## ABOUT THIS EXERCISE
Give the line containing "What data populates" again, exactly, along with all later lines of the entries, through the last one.
==== LISTED ENTRIES
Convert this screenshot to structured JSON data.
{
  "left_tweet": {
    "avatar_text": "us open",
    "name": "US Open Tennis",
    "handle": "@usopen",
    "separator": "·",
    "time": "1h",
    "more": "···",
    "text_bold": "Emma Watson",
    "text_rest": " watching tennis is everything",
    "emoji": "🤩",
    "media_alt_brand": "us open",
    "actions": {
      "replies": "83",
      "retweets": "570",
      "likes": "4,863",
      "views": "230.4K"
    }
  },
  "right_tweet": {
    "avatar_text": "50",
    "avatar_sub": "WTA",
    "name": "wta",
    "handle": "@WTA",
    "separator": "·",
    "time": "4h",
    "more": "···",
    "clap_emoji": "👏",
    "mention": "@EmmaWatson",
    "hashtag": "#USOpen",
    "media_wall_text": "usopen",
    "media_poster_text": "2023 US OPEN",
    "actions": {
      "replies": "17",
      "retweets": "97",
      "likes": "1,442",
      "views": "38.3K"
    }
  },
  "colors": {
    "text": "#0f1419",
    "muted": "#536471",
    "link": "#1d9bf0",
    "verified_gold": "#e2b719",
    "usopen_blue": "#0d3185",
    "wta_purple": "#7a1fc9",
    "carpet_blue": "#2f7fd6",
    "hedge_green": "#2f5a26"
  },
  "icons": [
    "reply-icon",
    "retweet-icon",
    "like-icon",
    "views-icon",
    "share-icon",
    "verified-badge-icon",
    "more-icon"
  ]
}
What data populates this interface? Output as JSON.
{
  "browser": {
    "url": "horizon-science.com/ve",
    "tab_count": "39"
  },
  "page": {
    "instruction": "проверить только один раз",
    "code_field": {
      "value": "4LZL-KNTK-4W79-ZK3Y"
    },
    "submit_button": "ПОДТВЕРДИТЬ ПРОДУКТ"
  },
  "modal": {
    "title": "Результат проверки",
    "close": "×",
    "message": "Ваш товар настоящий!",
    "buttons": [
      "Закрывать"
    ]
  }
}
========
## TASK RESULT
What data populates this interface? Output as JSON.
{
  "browser": {
    "url": "horizon-science.com/ve",
    "tab_count": "39"
  },
  "page": {
    "instruction": "проверить только один раз",
    "code_field": {
      "value": "4LZL-KNTK-4W79-ZK3Y"
    },
    "submit_button": "ПОДТВЕРДИТЬ ПРОДУКТ"
  },
  "modal": {
    "title": "Результат проверки",
    "close": "×",
    "message": "Ваш товар настоящий!",
    "buttons": [
      "Закрывать"
    ]
  }
}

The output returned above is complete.